“Well, there’s nothing more permanent than a tattoo,” says Sarah when I ask her why death makes people want to ink themselves. “There’s nothing more symbolic than to permanently etch your skin, in memoriam, to someone else.” She is leaning over the right bicep of Eric, a middle-aged guy with a handlebar mustache. With long-taper number-twelve stainless steel needles, Sarah uses quick strokes to insert ink into the epidermis. Her wild red hair is corralled into its usual two braids, each looped upon itself, and her skin is mapped out so completely in tattoos that it appears a grayish blur when she moves to speak or change out ink. Her clear blue eyes are lined with creases; right now they are flat and intent on her work.

When she finishes and Eric leaves, his shoulder will be newly emblazoned with three cubist horses charging toward the foreground and one doe-eyed pony. These stand for Eric’s family. The pony is his baby daughter, born one month ago. He chose horses because they’re strong and beautiful and also for superstitious reasons: Tattooing the names or real portraits of the living is bad luck.

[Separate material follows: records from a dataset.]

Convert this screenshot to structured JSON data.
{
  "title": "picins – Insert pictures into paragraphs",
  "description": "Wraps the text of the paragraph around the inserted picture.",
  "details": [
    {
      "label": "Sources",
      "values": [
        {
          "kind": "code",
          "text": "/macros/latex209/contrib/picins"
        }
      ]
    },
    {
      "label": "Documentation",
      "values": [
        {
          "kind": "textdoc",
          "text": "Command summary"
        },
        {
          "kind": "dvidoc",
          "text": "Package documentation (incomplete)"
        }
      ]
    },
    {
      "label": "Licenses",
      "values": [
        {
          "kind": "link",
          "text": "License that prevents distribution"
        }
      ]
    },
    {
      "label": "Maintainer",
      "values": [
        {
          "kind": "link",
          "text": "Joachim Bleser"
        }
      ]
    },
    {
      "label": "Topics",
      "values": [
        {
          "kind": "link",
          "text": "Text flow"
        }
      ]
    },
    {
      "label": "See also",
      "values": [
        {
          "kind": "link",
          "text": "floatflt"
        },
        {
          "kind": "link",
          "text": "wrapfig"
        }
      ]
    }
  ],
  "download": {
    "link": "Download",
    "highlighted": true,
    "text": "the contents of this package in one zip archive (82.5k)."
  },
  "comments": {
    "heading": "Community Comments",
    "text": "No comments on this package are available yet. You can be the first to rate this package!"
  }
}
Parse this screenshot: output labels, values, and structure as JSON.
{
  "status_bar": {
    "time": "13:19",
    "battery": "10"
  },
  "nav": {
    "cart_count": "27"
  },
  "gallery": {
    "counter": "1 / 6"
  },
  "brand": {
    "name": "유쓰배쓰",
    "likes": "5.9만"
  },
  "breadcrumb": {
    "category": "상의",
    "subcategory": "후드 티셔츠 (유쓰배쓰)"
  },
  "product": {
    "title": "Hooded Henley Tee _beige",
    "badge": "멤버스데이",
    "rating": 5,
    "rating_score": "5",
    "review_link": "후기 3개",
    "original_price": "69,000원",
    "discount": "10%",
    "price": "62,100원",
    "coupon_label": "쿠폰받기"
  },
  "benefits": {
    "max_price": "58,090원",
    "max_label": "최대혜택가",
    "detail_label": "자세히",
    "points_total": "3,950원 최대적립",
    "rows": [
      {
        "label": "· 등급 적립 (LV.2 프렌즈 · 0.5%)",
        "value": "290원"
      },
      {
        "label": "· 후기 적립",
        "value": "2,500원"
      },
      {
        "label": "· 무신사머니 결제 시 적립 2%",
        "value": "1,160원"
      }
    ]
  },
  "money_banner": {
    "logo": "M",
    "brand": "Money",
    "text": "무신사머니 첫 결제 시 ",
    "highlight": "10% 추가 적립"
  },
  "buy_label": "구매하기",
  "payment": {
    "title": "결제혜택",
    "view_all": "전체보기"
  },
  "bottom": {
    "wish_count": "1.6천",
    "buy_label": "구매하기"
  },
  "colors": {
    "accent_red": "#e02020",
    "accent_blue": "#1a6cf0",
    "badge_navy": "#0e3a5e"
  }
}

There is something in Sarah Peacock’s Yorkshire accent and low no-bullshit voice, even before you consider the proud way she carries herself or her own impressive cloak of tattoos—the first one inked, to her parents’ horror, in 1987, in Peterborough, England, a place and time when girls definitely did not get tattoos. “I met a woman with a tattoo, the first woman in my seventeen years,” she says, “and soon as I saw that tattoo, I was like, ‘It is on.’” She snuck out of the house to visit the only tattoo parlor she knew of, where she got a small tribal-style butterfly on her left shoulder blade. It’s a tiny, faded creature now, dwarfed and crowded over by dozens of other designs, so many she has lost track. This doesn’t bother her. Her own multitudinous tattoo experiences blend together in her memory, and the finished product on her skin seems almost beside the point. Instead, she exists entirely in the moment between the ink she has just laid down and the ink she’s about to apply, always with a clear-eyed, placid anticipation of what’s next. Before she even tells me it’s her job to remain a calm and focused guiding light to clients in distress, I believe her.